When Is an Accident an Unfortunate Mistake, and When Is the Employer Legally Responsible?
Everyone knows, on some level, that the possibility of being injured on the job exists, but certain jobs and industries present more inherent danger than others. When someone does suffer a work-related injury, most people know that workers’ compensation is intended cover such accidents, but the law also allows an injured employee, in some instances, to sue the employer directly for his/her personal injury. Further, depending on the situation, other parties, such as subcontractors and third party vendors, may also be subject to a lawsuit if their actions caused or contributed to the injury. Certain jobs, industrial/factory positions and construction work in particular, place employees at risk of sustaining a serious injury on a daily basis. A recent example of the how serious a work-related accident can be occurred in Jacksonville when two constructions workers suffered a three-story fall that left one dead and the other critically injured. Often, it is not possible to entirely eliminate the risk of serious injury for these individuals, but this does not mean an employer can deliberately ignore or sidestep standards and practices that exist to reduce the possibility of harm. A discussion of the legal options that may be open to someone injured on the job will follow below.
Employer Intentional Tort Exception
Florida law requires any business that has more than four employees to obtain workers’ compensation coverage for workplace accidents. The large advantage this insurance offers to employers, and the main reason they pay for it, is employees injured on the job due to negligence, which encompasses the vast majority of work-related injuries, are not permitted to sue. Thus, if the employer does not have workers’ compensation coverage, an employee is free to sue, but this is extremely rare. However, there is an exception to this limitation on liability that allows an injured worker to sue for compensation if he/she can prove the employer intentionally caused the injury. An employer is considered to have committed an intentional tort if:
- the employer knowingly intended to injure the employee; or
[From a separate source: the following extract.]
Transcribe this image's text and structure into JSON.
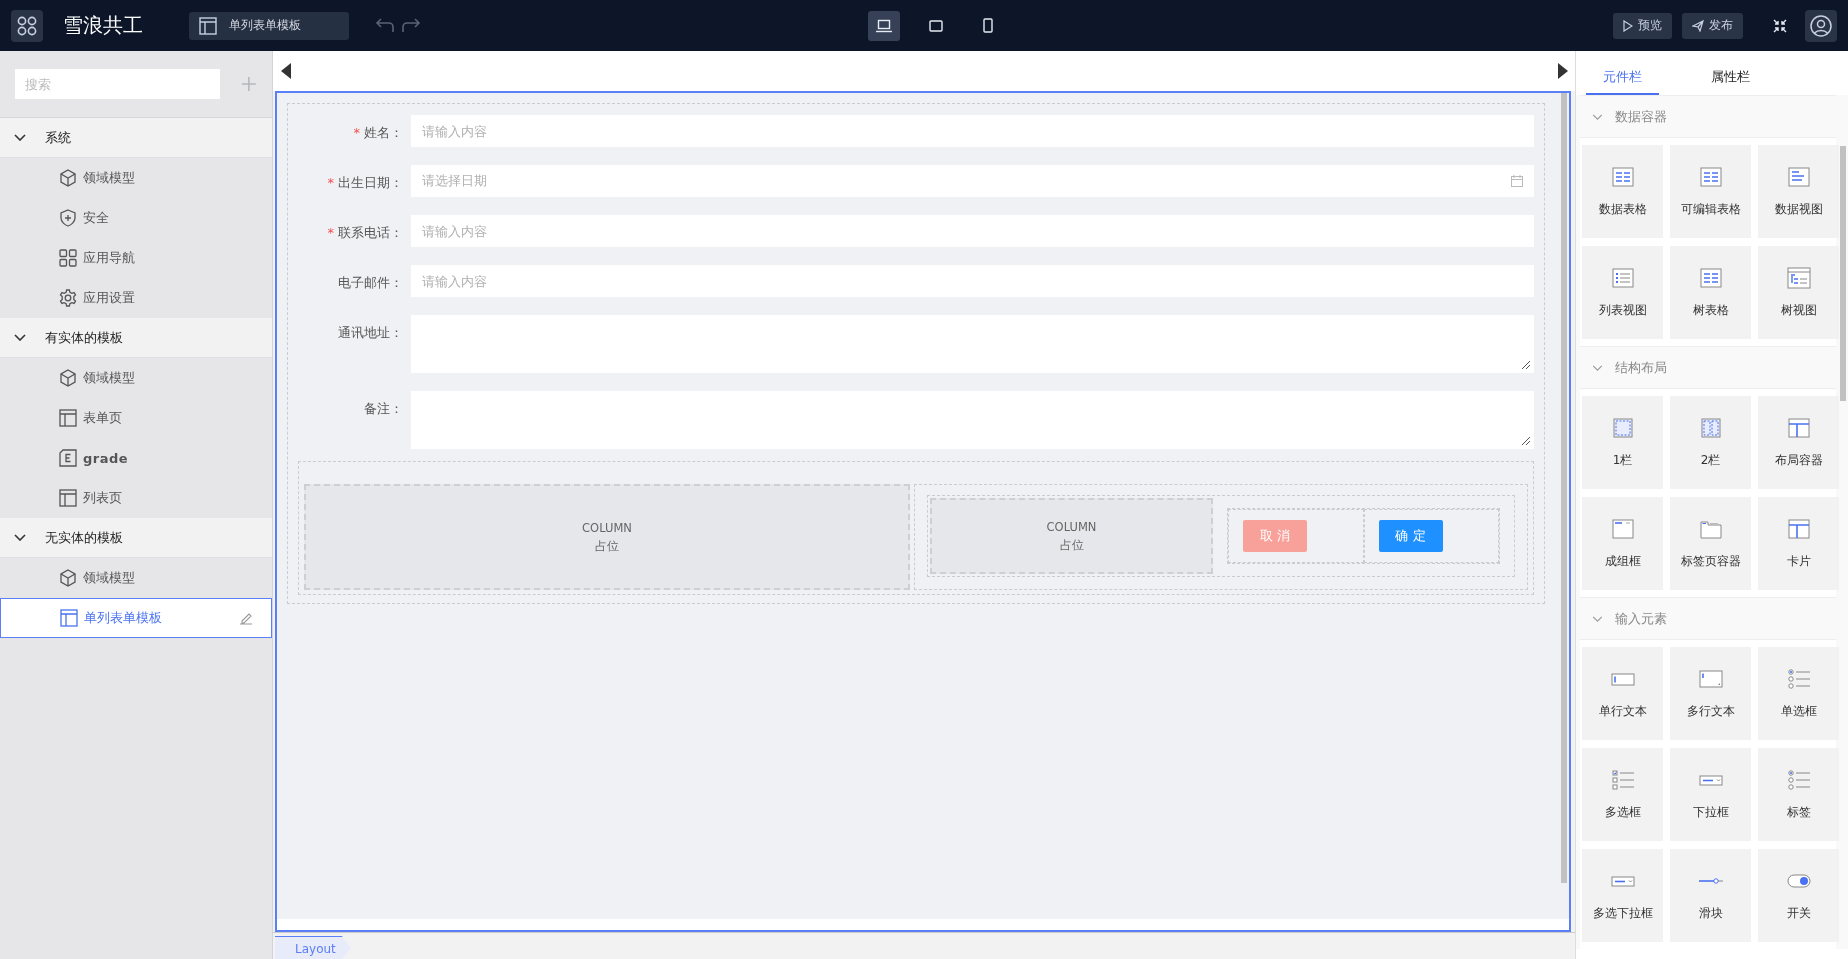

- the employer knew from past experience or direct warnings a certain risk virtually guaranteed an injury, and concealed this information from the employee in order to prevent him/her from making an informed decision about doing the work.
Proving an employer acted intentionally requires the presentation of a lot of evidence, and requires a consultation with a personal injury attorney so there is adequate time to build a strong case.
Gross Negligence of Another Employee
Normally, other employees are also shielded from liability if they are acting within scope of their job, but this rule does not apply if the employee willfully disregarded the safety of others and/or used physical aggression that resulted in an injury. Further, injuries that arose out of violations of the law are also exempt from liability protection, which in practical terms is usually manifested as violations of safety regulations imposed by State or federal law.
Gross Negligence by a Subcontractor
Finally, subcontractors may also be vulnerable to a lawsuit if the subcontractor’s conduct constituted gross negligence, which directly led to an injury. Gross negligence is the complete and wanton disregard for the safety and lives of others, and is characterized by behavior most people would generally consider reckless.
Contact a Personal Injury Attorney
On-the-job injuries are events that many people worry will affect their ability to continue to work. If you were injured on the job, talk to a personal injury attorney before signing any releases. You may have a personal injury claim, and need to act fast to keep your right to sue. The Miami law firm of Pita Weber & Del Prado has years of experience handling injury claims, and will help you get the compensation you deserve. Contact us for a free consultation.